[Material shown Boundary: Start]
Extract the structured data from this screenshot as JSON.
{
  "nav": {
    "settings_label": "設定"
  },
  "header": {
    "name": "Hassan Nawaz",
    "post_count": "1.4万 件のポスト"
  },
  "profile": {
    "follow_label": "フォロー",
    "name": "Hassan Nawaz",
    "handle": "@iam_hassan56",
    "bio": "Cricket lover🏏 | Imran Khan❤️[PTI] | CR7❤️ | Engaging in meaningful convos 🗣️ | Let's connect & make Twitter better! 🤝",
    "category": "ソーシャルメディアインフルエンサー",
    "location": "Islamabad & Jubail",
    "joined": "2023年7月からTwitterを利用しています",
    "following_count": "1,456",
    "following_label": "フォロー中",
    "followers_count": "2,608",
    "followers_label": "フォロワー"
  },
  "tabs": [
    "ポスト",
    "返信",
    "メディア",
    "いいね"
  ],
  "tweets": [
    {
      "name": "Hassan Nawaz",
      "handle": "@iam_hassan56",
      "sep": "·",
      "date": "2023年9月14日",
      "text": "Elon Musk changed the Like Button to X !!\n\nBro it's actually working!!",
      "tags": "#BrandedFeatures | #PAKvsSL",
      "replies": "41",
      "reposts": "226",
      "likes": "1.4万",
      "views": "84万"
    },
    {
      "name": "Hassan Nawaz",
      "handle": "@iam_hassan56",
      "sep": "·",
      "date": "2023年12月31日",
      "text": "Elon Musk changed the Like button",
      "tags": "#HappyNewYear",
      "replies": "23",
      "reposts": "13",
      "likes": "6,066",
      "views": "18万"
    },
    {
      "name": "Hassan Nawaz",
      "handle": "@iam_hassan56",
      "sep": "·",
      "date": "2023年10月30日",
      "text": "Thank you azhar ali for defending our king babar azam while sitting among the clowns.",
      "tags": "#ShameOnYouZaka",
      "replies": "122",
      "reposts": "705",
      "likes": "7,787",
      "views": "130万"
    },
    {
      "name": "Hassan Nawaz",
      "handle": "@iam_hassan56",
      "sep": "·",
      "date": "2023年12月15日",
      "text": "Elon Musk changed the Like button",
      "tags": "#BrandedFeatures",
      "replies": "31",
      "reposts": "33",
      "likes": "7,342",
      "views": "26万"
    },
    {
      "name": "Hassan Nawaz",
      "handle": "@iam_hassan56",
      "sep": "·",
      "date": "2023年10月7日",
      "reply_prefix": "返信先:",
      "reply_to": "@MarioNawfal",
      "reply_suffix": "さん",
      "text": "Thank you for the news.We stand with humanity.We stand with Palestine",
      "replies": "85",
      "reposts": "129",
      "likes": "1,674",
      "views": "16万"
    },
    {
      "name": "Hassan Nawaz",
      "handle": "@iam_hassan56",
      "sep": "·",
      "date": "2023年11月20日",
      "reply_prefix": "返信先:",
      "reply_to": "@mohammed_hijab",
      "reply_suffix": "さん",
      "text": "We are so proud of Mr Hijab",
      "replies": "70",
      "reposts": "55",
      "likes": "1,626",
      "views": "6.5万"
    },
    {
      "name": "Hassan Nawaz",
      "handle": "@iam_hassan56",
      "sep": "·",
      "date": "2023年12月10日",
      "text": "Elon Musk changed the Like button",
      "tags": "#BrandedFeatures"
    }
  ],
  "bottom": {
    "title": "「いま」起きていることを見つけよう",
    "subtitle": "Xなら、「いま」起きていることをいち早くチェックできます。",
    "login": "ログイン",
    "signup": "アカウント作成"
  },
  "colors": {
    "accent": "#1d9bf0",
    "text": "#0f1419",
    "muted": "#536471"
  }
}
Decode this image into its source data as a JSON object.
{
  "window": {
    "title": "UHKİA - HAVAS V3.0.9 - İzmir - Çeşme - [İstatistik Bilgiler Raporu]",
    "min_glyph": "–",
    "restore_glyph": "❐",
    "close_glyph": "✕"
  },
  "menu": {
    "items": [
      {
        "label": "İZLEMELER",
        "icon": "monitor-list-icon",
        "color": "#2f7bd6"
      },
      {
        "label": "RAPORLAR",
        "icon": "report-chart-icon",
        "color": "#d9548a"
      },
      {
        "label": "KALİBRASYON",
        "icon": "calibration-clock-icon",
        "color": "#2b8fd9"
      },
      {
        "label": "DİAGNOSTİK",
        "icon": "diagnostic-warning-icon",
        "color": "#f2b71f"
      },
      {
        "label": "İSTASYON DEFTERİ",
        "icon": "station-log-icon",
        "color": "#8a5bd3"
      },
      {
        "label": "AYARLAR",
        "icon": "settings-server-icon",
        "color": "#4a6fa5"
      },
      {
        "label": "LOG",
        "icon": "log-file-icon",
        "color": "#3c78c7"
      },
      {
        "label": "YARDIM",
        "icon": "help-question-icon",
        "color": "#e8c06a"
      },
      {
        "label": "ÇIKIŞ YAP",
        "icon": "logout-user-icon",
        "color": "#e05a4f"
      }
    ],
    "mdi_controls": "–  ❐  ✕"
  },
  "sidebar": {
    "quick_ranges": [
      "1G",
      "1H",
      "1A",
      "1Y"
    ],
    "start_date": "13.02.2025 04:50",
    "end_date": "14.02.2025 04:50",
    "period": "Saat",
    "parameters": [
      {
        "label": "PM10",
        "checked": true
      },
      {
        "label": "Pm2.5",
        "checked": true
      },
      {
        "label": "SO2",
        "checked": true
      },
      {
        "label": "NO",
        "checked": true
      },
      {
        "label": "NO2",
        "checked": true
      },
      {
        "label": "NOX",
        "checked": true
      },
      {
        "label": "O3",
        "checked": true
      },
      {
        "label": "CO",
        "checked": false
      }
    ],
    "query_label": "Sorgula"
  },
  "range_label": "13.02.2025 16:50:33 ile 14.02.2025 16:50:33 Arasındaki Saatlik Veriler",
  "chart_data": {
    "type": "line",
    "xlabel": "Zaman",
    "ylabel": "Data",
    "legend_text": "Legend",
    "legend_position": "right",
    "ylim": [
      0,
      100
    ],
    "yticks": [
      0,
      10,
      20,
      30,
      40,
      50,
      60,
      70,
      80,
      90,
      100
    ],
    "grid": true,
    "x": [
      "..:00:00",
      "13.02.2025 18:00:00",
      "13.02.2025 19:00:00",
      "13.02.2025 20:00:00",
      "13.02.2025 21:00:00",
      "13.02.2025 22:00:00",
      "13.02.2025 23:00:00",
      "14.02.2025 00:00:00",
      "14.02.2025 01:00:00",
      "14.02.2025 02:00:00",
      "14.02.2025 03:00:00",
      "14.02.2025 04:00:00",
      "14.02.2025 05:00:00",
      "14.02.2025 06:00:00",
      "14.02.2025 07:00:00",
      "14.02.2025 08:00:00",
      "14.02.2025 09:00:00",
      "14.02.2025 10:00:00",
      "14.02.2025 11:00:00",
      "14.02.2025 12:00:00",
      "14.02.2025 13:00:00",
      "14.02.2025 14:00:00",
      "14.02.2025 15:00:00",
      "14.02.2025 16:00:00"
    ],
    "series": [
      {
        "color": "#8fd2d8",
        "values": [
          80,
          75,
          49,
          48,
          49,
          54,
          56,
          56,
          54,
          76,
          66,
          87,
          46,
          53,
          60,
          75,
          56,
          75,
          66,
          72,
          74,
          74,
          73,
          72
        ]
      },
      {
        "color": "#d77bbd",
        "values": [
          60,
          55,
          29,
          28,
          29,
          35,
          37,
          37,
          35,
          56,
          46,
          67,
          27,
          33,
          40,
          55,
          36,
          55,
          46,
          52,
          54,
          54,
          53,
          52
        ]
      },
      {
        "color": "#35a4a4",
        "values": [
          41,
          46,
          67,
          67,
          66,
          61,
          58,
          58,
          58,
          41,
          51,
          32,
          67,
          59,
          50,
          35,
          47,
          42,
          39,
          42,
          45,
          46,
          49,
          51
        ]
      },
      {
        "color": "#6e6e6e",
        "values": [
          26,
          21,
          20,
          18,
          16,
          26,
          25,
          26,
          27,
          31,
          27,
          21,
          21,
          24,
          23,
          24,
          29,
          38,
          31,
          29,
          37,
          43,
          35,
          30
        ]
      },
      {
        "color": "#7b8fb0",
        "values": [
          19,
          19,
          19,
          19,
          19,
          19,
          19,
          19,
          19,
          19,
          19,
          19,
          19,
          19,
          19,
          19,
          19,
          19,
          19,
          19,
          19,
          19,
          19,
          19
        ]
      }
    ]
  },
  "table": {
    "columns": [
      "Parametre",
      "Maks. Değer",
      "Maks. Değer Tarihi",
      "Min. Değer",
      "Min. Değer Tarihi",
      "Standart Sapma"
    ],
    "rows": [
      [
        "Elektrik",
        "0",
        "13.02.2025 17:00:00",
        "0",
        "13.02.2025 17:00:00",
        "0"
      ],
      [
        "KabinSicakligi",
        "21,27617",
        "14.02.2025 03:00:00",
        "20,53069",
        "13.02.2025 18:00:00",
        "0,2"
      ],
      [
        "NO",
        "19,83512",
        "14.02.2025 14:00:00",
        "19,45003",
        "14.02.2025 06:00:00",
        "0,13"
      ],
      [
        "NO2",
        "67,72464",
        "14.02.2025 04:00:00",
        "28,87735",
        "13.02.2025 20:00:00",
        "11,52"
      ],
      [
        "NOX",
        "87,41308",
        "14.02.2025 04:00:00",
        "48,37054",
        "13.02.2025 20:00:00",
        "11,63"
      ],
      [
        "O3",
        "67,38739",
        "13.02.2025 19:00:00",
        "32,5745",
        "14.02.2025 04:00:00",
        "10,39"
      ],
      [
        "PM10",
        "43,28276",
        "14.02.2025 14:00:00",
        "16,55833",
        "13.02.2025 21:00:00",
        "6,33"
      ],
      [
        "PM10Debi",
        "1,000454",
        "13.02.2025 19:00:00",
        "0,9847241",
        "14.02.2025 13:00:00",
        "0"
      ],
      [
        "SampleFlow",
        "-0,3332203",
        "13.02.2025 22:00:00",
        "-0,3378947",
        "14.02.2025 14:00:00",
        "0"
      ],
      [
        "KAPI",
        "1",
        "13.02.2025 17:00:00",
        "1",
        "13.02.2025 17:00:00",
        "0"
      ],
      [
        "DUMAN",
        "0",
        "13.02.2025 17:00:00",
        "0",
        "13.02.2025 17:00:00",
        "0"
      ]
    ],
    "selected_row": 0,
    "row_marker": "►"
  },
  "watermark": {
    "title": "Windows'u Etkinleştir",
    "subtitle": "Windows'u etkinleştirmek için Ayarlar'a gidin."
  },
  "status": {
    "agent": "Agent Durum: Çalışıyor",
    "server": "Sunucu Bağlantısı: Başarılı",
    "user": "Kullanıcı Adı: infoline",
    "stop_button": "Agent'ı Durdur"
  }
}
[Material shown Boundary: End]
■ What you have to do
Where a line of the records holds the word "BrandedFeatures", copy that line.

■ Solution
      "tags": "#BrandedFeatures | #PAKvsSL",
      "tags": "#BrandedFeatures",
      "tags": "#BrandedFeatures"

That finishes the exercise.